*** Data extracts Section Begins ***

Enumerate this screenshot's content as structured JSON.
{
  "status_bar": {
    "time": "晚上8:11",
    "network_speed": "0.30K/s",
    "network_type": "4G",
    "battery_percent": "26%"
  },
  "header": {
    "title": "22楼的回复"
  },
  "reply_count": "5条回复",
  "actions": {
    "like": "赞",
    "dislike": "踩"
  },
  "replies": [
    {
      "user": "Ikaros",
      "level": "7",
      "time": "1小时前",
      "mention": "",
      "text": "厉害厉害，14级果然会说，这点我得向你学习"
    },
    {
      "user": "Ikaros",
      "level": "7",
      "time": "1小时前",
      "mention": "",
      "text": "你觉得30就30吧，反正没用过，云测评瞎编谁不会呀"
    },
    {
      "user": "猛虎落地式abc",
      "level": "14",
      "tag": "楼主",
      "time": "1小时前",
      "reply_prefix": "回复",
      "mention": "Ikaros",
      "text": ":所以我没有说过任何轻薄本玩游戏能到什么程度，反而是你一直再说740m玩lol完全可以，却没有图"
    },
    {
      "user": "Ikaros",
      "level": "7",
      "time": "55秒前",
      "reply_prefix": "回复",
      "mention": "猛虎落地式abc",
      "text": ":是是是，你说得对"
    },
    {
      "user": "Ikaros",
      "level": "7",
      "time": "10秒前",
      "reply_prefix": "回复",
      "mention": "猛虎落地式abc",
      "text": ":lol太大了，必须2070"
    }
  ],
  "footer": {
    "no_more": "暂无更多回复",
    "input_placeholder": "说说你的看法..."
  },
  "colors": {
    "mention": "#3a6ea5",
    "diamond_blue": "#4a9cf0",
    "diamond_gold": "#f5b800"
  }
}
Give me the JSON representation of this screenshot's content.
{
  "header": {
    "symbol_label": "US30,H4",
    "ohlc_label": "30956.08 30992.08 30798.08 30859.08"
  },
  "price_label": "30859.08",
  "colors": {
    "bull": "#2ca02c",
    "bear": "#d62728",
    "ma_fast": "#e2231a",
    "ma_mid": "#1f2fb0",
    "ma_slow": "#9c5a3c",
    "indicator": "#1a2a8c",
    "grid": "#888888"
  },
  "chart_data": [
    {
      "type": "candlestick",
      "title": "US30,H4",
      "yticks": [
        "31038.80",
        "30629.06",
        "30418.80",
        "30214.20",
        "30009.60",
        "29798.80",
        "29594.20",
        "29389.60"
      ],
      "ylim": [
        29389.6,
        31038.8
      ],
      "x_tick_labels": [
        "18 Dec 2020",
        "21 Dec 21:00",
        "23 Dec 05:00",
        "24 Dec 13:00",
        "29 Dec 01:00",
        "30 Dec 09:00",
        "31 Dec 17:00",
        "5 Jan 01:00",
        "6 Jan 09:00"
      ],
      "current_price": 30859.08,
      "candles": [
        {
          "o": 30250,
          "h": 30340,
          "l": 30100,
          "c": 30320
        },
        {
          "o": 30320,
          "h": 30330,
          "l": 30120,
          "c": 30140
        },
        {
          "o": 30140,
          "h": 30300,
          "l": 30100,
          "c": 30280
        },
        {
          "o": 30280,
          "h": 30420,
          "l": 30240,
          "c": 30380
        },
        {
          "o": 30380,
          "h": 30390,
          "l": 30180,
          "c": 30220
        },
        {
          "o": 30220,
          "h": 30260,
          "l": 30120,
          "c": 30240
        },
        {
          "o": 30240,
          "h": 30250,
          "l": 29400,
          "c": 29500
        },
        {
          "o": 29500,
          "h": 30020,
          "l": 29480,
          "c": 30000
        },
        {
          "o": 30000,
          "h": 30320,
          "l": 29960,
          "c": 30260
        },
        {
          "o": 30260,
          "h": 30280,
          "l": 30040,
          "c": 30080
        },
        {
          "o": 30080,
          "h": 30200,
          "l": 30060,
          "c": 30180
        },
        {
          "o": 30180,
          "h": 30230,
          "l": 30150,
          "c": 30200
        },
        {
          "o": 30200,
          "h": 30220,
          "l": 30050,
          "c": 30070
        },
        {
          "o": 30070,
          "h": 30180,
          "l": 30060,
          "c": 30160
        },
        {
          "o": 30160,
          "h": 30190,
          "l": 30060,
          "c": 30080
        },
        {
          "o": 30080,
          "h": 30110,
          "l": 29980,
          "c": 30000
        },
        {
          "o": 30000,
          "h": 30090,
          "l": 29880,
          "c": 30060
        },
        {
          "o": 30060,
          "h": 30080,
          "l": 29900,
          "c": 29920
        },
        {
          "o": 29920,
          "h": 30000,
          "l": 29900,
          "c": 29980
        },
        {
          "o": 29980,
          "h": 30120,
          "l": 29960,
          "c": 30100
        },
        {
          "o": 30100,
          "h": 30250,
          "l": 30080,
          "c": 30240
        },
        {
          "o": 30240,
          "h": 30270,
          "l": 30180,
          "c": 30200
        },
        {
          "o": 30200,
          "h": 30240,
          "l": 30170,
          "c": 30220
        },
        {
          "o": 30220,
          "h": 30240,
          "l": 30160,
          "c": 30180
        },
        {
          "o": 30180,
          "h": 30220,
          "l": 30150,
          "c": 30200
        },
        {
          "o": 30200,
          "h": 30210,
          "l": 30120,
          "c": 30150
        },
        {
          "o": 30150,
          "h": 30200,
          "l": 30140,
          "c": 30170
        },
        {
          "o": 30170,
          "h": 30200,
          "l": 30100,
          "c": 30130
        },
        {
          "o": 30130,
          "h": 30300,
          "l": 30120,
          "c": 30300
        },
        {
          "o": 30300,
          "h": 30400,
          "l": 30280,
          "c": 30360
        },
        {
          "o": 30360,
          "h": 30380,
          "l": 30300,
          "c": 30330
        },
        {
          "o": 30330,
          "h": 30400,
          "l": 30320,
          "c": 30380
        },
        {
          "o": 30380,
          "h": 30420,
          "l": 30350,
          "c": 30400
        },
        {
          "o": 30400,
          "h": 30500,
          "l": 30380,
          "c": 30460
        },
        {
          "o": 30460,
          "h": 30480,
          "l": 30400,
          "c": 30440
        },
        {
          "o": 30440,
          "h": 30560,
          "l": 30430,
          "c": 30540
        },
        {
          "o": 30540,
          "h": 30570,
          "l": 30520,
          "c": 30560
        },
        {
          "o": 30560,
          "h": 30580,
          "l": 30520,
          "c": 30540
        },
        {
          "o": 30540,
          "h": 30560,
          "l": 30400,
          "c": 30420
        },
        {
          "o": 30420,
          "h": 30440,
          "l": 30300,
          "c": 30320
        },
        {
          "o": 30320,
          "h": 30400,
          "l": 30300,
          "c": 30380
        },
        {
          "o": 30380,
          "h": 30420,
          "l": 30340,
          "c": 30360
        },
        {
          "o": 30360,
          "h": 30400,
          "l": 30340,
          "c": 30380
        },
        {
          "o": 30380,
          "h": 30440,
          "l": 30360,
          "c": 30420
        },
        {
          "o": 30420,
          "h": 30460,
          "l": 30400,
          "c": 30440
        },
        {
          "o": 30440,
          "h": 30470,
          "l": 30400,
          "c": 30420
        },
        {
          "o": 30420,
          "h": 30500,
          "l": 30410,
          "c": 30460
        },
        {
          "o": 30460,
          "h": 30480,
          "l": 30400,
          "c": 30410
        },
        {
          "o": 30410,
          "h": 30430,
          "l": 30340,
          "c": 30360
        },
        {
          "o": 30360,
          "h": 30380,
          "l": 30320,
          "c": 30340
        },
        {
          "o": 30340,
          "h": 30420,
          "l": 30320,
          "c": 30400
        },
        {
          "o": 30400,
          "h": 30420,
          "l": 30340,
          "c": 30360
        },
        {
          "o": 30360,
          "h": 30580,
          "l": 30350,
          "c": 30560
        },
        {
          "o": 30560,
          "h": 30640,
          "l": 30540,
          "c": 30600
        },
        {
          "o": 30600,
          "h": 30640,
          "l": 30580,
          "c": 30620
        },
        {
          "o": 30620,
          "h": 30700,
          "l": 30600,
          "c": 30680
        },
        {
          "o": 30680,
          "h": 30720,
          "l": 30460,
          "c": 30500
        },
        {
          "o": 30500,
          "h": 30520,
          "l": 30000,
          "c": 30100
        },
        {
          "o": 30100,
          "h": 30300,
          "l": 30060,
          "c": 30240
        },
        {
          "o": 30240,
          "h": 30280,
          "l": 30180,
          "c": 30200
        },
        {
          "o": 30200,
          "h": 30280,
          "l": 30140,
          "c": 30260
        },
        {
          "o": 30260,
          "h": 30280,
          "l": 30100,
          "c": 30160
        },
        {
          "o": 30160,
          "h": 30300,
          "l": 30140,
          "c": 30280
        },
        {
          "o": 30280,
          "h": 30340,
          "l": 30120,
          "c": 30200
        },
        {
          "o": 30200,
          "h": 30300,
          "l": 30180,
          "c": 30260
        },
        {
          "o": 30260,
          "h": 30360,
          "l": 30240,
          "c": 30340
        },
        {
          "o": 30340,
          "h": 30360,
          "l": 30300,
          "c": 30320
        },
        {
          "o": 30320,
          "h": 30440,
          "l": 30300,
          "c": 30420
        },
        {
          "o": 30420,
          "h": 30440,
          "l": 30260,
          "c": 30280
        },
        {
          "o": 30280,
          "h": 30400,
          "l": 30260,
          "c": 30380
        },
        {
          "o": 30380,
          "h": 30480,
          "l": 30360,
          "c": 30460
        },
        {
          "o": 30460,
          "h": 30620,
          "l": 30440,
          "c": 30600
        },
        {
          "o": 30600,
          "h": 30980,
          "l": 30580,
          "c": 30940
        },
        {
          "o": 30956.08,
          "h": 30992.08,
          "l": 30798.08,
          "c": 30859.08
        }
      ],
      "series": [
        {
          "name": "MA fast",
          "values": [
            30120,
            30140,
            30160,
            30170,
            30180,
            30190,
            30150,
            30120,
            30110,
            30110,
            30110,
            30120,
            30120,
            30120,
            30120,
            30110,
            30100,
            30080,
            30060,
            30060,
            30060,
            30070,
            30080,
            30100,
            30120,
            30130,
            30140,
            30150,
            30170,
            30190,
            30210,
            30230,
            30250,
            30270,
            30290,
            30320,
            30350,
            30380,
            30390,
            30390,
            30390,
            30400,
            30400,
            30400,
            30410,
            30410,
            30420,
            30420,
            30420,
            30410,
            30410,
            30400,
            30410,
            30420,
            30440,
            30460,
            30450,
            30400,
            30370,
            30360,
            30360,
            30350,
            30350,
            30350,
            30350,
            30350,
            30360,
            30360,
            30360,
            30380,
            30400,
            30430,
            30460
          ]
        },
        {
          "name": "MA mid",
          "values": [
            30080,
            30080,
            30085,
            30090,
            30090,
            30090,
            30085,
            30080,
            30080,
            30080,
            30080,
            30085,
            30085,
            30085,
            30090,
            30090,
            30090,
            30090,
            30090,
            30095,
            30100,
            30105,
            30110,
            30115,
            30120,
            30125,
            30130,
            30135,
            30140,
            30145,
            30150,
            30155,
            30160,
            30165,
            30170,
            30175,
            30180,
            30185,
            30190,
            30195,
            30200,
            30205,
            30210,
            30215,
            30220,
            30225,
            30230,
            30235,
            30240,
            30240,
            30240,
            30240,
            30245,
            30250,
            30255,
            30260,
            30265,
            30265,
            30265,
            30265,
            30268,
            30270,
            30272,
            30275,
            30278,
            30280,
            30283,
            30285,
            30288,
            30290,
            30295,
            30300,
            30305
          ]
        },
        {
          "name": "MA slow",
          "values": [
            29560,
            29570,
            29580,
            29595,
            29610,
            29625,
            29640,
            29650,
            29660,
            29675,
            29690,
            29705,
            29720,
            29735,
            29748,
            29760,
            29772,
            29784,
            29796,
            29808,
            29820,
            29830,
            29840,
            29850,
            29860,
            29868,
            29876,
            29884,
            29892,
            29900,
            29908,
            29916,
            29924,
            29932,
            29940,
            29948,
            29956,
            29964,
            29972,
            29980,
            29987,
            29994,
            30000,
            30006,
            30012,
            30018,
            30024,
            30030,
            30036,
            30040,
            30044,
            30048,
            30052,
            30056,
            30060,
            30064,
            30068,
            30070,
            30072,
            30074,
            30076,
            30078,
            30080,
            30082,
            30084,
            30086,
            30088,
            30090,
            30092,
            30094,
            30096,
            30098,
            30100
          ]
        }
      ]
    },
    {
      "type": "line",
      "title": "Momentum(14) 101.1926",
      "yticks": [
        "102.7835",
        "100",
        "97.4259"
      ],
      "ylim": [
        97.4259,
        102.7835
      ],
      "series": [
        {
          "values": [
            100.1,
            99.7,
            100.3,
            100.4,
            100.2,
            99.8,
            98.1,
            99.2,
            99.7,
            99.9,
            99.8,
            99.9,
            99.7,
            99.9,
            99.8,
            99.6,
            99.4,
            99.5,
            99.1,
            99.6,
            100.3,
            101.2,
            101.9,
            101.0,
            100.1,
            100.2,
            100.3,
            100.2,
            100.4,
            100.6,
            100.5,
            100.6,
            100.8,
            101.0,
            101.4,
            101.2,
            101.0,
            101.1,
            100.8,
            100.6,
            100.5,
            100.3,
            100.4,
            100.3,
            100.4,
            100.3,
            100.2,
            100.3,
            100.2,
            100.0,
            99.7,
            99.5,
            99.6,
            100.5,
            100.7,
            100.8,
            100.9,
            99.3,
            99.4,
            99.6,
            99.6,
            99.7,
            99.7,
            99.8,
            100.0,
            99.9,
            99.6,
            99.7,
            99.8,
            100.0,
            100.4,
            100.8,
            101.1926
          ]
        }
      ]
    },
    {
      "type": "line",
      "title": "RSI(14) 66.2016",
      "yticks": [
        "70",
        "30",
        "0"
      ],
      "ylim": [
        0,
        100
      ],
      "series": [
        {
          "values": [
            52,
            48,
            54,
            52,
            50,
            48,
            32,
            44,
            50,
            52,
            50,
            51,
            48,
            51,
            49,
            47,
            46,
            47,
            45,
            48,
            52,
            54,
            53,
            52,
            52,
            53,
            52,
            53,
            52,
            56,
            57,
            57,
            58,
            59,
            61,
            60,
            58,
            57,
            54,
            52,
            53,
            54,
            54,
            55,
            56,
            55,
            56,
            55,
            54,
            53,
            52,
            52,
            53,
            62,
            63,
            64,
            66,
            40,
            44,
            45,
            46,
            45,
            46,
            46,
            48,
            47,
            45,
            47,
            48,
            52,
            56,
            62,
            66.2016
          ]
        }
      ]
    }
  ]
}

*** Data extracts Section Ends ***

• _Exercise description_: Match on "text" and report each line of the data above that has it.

• _Task response_:
      "text": "厉害厉害，14级果然会说，这点我得向你学习"
      "text": "你觉得30就30吧，反正没用过，云测评瞎编谁不会呀"
      "text": ":所以我没有说过任何轻薄本玩游戏能到什么程度，反而是你一直再说740m玩lol完全可以，却没有图"
      "text": ":是是是，你说得对"
      "text": ":lol太大了，必须2070"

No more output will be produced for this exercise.